Aids Weight Loss
Whilst this sounds too good to be true, a proper night’s sleep can help you lose weight. Getting a full night’s rest resulted in dieters losing 56% more fat than those who were sleep deprived, according to a study at the University of Chicago. This is due both to lifestyle and the brain’s chemistry. The hormones in the blood spike when you are tired, which stimulates the appetite, even when the body is not necessarily hungry. Sleeping enough will not be a miracle cure for your spare tyre, but will help you slim down, as long as you take other steps to lose weight.
Some forms of cancer, such as colorectal cancer, are becoming more common in people under 50 because of the lifestyles most young people lead; sedentary lifestyles, high-fat and low-fiber diets, and not enough exercise could increase your chances of needing colorectal cancer treatments one day.

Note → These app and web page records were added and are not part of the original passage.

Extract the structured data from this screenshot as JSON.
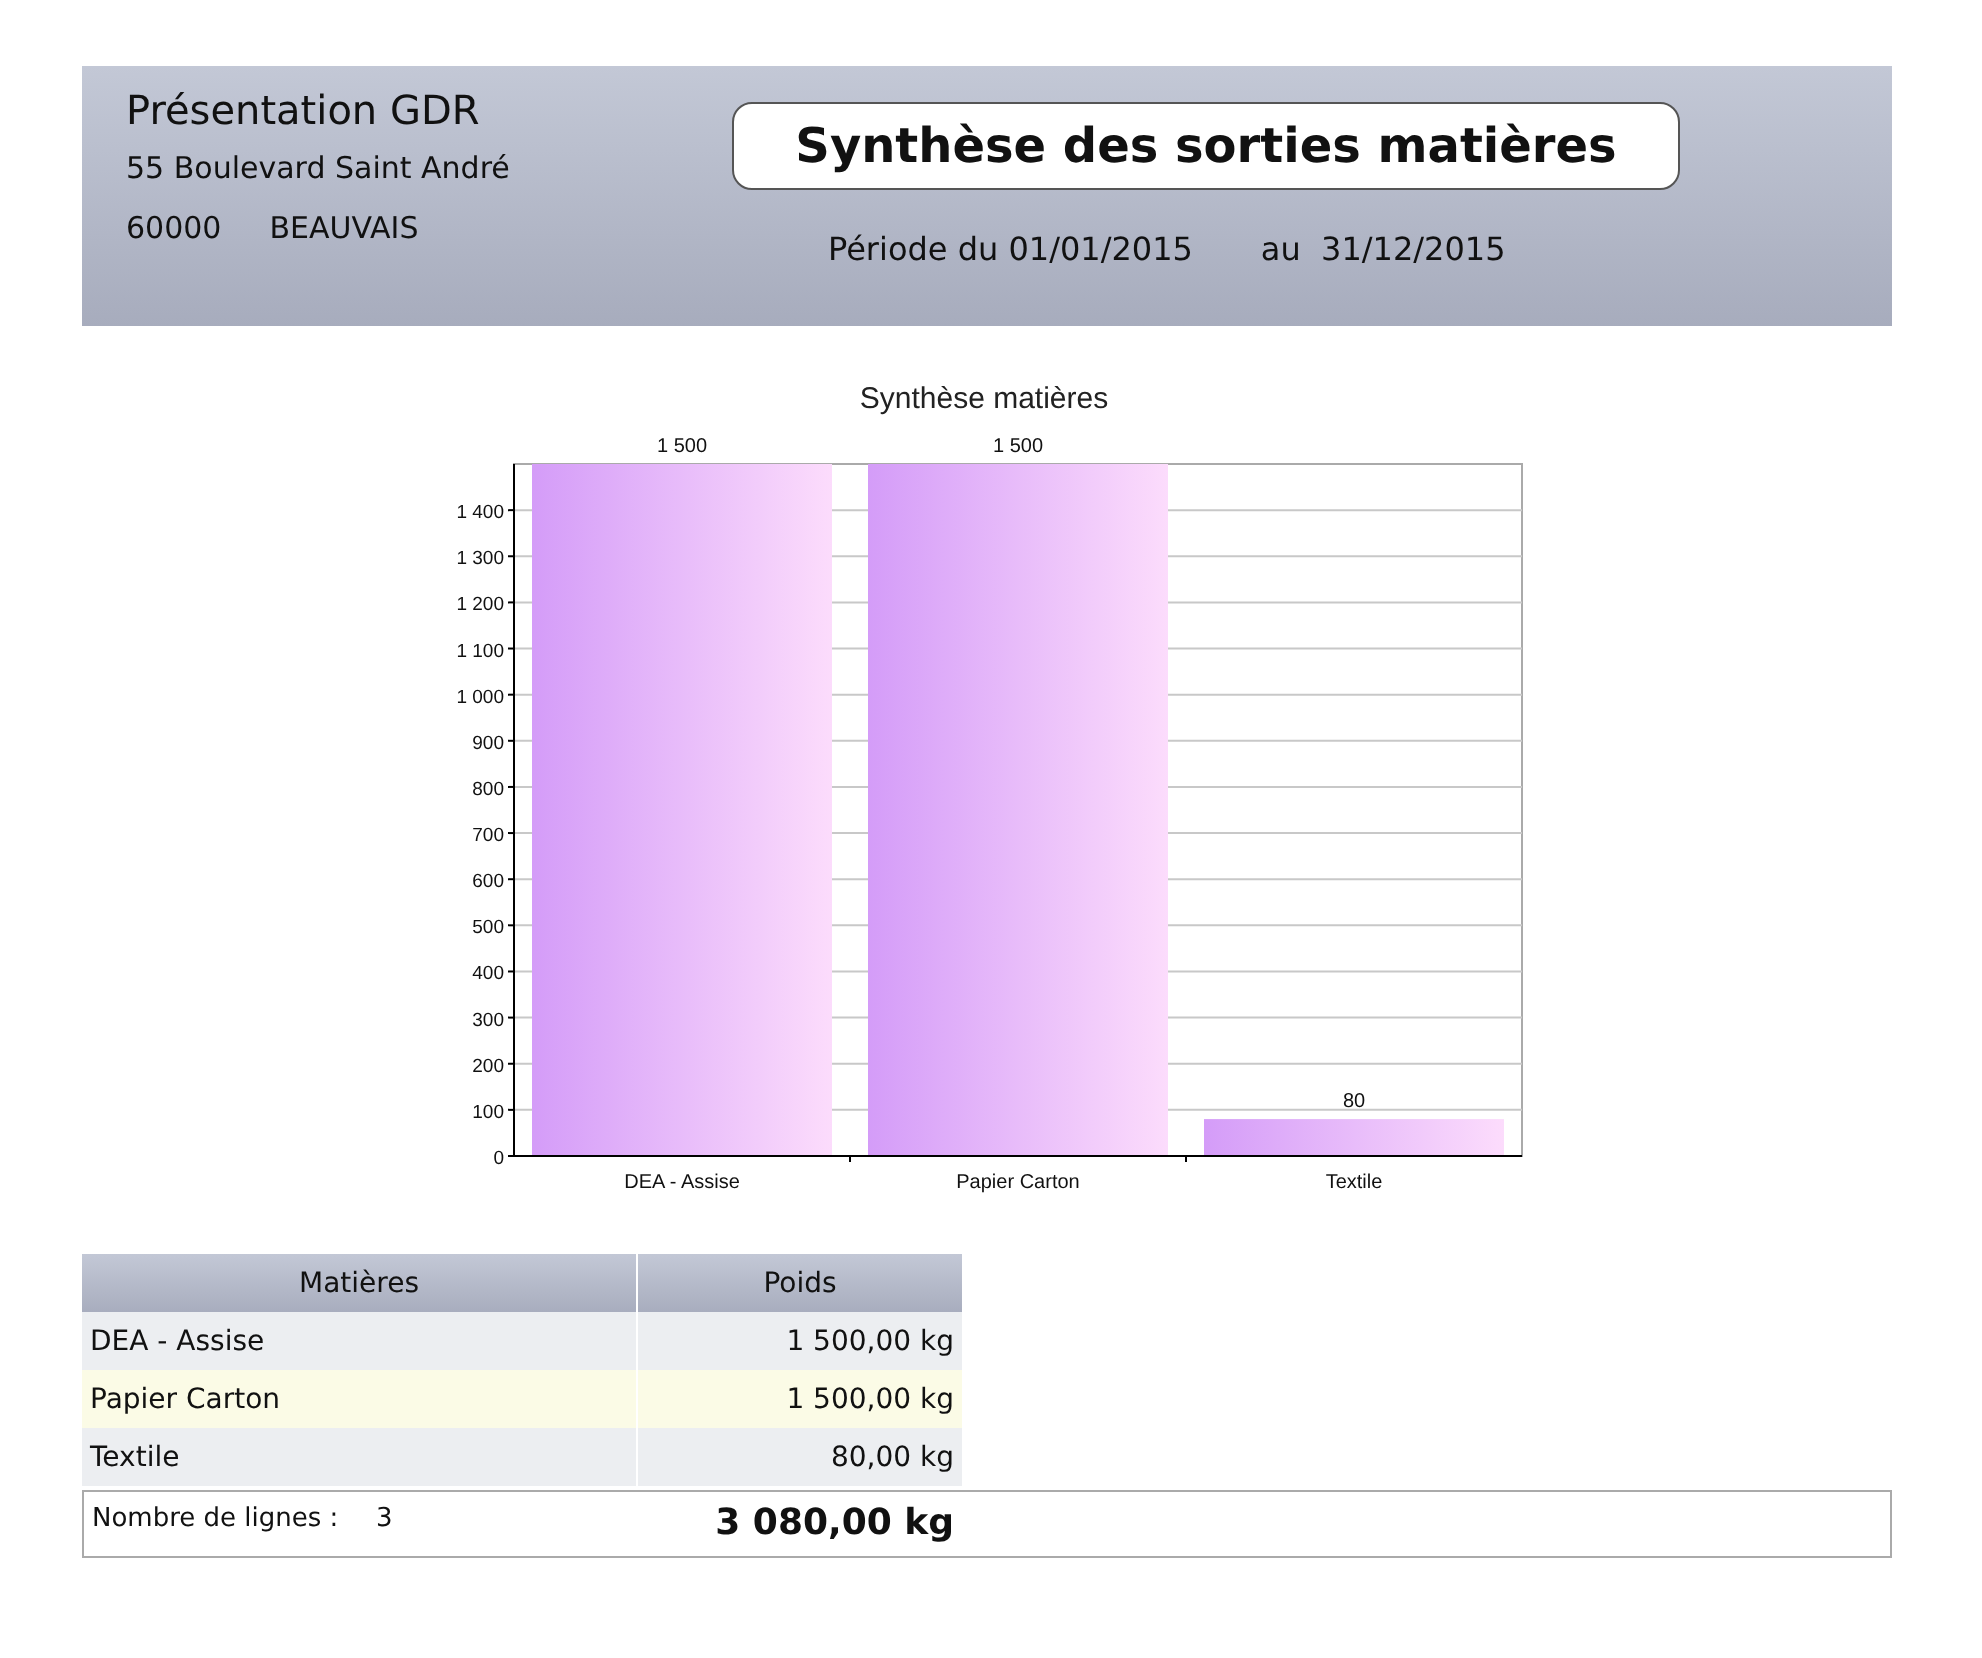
{
  "header": {
    "company": "Présentation GDR",
    "address": "55 Boulevard Saint André",
    "postcode": "60000",
    "city": "BEAUVAIS",
    "title": "Synthèse des sorties matières",
    "period_label": "Période du 01/01/2015",
    "period_end": "au  31/12/2015"
  },
  "chart": {
    "chart_data": {
      "type": "bar",
      "title": "Synthèse matières",
      "categories": [
        "DEA - Assise",
        "Papier Carton",
        "Textile"
      ],
      "series": [
        {
          "color": "#d49cf8",
          "values": [
            1500,
            1500,
            80
          ]
        }
      ],
      "grid": true,
      "ylim": [
        0,
        1500
      ],
      "yticks": [
        0,
        100,
        200,
        300,
        400,
        500,
        600,
        700,
        800,
        900,
        {
          "value": 1000,
          "label": "1 000"
        },
        {
          "value": 1100,
          "label": "1 100"
        },
        {
          "value": 1200,
          "label": "1 200"
        },
        {
          "value": 1300,
          "label": "1 300"
        },
        {
          "value": 1400,
          "label": "1 400"
        }
      ],
      "value_labels": [
        "1 500",
        "1 500",
        "80"
      ]
    }
  },
  "table": {
    "columns": [
      "Matières",
      "Poids"
    ],
    "rows": [
      {
        "cells": [
          "DEA - Assise",
          "1 500,00 kg"
        ]
      },
      {
        "cells": [
          "Papier Carton",
          "1 500,00 kg"
        ]
      },
      {
        "cells": [
          "Textile",
          "80,00 kg"
        ]
      }
    ]
  },
  "footer": {
    "count_label": "Nombre de lignes :",
    "count": "3",
    "total": "3 080,00 kg"
  }
}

Regardless, a few lifestyle changes could also help you fight this cancer, including getting enough sleep. When we sleep, our bodies releases cortisol and melatonin. Cortisol helps to regulate immune system activity — including the release of certain “natural killer” cells that help the body battle cancer. Melatonin may have antioxidant properties that help prevent damage to cells that can lead to cancer. Without these two hormones, we are at higher risk of developing cancer. Women in particular are at risk of developing breast cancer without cortisol.
Did you know that your memory is tied in to how much sleep you get? Not a lot of people do. Put simply, sleeping, and dreaming, is the time in which your brain puts your thoughts and experiences into the right ‘boxes’, so that they can be easily accessed. So, if you’re trying to learn something new, such as a foreign language, or information for a test, getting a good night’s sleep can help you retain that information.
You might have just linked your bad moods and high agitation with too little sleep, but it goes deeper than mere crankiness. There is a link between tiredness and anxiety levels, as emotional stability is improved when you are fully rested. Studies have shown a link between insomnia and depression, as the brain requires plenty of rest to be able to manage emotions correctly.